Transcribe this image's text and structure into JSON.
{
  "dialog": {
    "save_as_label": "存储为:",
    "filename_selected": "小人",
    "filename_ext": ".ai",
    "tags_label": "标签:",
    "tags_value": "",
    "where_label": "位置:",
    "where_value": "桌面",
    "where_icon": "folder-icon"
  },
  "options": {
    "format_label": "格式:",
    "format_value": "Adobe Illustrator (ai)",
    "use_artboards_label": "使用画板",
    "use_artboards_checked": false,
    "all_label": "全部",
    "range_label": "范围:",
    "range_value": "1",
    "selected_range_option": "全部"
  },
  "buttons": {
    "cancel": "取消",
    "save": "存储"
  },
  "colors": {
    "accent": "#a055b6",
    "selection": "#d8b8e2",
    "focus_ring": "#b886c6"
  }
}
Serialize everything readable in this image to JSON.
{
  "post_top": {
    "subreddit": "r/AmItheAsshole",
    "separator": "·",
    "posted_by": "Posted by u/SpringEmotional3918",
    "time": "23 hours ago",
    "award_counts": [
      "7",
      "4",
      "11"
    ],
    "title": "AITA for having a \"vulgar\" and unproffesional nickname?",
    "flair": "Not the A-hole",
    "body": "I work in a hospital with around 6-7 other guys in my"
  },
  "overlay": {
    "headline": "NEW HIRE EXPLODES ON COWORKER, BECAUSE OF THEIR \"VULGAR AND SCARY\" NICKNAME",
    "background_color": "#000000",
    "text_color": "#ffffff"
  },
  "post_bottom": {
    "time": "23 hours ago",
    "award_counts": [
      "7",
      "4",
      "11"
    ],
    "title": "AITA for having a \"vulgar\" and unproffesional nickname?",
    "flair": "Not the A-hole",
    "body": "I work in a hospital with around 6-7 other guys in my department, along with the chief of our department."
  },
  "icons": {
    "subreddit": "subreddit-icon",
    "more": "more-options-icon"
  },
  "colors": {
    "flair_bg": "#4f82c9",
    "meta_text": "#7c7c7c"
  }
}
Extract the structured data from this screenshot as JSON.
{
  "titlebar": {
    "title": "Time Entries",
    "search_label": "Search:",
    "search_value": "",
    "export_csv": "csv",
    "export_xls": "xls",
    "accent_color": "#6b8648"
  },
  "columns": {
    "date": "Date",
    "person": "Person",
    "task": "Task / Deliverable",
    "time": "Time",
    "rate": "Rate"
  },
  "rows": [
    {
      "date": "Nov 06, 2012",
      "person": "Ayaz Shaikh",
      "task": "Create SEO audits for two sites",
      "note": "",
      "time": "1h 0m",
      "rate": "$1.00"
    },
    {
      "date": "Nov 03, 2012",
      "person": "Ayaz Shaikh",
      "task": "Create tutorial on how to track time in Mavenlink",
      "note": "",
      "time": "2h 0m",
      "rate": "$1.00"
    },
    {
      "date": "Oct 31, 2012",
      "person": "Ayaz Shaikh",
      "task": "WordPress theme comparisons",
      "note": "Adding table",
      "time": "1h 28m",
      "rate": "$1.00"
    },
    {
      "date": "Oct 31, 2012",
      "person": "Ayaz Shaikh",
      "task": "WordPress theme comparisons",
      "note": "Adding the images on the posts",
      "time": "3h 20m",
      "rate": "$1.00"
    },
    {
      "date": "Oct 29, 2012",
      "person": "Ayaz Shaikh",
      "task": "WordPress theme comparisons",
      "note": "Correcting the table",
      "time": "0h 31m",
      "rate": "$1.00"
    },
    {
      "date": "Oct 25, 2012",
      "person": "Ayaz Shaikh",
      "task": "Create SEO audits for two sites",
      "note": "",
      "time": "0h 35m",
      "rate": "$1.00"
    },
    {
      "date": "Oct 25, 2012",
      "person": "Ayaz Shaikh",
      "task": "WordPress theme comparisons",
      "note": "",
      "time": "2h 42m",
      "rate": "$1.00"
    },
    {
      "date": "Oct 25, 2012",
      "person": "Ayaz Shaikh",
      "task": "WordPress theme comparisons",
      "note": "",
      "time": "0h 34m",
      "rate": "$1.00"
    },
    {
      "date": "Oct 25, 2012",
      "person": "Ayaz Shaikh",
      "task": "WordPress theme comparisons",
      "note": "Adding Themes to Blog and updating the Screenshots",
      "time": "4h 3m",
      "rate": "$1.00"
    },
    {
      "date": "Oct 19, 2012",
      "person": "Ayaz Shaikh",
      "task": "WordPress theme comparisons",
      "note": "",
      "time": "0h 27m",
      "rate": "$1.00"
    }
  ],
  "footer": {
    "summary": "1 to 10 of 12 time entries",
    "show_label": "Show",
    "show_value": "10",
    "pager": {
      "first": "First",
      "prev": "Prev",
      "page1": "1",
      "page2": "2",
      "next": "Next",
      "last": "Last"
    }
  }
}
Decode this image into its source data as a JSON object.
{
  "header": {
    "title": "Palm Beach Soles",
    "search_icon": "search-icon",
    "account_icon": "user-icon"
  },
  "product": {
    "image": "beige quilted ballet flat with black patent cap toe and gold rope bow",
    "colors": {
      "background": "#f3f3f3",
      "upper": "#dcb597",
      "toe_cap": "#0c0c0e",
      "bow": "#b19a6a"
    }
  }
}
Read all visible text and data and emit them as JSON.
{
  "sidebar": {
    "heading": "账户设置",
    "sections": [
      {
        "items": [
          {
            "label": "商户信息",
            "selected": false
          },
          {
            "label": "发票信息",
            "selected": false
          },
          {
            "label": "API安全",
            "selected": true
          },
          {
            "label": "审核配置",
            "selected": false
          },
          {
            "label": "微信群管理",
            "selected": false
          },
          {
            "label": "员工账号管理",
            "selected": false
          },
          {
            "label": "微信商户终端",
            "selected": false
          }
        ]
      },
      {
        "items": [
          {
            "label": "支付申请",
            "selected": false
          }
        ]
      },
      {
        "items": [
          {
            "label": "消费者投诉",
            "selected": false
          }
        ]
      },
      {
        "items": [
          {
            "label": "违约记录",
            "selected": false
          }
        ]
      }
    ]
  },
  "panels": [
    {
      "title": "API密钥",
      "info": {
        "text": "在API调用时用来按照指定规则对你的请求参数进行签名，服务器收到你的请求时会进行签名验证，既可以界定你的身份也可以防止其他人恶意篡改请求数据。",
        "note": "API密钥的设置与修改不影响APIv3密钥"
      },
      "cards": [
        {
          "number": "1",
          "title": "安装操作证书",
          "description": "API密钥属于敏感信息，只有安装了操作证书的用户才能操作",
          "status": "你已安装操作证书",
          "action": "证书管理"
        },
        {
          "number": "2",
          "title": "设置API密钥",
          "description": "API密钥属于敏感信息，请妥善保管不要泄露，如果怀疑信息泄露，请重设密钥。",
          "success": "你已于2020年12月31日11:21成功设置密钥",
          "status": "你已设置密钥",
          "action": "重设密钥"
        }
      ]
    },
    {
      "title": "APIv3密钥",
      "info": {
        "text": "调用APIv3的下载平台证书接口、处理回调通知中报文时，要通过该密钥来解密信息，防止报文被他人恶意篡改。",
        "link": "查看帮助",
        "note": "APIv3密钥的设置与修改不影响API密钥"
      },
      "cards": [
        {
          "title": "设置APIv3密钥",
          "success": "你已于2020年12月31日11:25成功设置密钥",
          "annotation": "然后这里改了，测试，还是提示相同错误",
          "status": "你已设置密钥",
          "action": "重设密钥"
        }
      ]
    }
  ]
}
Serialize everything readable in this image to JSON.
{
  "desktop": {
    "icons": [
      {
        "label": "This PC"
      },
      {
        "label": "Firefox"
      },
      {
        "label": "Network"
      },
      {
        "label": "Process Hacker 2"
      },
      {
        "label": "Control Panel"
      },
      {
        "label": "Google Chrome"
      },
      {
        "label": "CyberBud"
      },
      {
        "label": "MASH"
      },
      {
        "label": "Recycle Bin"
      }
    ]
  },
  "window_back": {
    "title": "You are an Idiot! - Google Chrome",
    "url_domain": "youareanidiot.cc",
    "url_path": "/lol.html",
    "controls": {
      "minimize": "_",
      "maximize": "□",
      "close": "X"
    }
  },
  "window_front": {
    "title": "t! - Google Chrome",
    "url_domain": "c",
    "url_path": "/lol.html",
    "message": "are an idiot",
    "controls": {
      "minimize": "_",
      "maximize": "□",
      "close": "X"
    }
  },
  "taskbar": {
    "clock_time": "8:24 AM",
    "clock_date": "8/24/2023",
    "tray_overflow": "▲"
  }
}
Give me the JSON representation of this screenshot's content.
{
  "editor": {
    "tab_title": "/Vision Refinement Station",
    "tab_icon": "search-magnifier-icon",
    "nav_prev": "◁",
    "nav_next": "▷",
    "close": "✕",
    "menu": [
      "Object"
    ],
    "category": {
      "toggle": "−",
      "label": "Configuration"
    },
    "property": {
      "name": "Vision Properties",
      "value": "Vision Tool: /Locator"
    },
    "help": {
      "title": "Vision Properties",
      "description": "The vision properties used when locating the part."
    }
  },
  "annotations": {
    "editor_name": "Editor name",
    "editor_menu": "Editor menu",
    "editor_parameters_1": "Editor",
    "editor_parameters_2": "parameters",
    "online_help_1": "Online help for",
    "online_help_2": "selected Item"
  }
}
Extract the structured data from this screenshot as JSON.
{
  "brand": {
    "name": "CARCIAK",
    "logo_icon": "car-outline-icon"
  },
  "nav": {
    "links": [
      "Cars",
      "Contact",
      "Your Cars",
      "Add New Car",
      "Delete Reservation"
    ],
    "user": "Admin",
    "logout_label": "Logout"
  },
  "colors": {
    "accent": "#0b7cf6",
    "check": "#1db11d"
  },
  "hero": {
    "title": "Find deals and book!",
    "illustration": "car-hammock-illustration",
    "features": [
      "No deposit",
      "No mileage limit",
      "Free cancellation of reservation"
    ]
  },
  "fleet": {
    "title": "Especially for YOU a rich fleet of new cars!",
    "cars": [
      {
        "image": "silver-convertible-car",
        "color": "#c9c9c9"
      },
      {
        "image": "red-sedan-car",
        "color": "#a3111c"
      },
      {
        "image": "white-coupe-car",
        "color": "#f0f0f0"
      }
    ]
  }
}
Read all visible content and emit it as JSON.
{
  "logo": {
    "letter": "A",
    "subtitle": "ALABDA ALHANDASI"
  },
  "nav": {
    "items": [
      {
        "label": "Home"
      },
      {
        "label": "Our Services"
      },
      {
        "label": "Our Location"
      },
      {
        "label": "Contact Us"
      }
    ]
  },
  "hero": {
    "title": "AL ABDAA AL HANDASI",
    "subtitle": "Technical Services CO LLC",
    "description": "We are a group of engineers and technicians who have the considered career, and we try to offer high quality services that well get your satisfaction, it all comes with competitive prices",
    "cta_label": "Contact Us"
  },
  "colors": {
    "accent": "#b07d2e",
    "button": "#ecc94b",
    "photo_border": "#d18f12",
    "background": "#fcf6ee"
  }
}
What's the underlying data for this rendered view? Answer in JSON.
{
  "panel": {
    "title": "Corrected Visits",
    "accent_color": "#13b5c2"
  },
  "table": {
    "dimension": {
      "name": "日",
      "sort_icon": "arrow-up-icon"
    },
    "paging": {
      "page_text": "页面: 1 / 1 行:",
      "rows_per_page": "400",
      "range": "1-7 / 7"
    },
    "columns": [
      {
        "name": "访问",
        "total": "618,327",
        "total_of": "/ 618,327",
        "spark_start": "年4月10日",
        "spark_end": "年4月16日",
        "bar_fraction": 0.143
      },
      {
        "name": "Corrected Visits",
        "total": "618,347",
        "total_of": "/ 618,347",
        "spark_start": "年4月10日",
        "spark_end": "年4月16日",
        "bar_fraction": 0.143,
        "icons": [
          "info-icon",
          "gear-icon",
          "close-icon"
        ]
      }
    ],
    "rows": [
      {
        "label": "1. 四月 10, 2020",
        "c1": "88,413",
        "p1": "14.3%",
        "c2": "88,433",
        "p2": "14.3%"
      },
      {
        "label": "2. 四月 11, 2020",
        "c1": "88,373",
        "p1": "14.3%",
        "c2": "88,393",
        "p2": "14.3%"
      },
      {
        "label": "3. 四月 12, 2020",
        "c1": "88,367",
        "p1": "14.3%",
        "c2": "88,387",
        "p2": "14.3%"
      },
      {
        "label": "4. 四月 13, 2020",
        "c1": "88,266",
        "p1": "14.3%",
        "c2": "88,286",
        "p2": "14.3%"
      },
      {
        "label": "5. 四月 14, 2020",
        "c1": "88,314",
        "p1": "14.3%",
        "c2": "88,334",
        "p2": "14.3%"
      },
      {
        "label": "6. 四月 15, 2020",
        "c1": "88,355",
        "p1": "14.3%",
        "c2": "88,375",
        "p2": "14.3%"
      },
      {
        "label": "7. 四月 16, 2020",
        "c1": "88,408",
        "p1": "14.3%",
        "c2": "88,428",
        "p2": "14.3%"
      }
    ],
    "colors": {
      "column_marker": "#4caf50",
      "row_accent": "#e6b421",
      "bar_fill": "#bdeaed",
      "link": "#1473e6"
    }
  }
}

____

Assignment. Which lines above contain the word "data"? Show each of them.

Answer box.
Extract the structured data from this screenshot as JSON.
Decode this image into its source data as a JSON object.
Read all visible text and data and emit them as JSON.
Extract the structured data from this screenshot as JSON.
What's the underlying data for this rendered view? Answer in JSON.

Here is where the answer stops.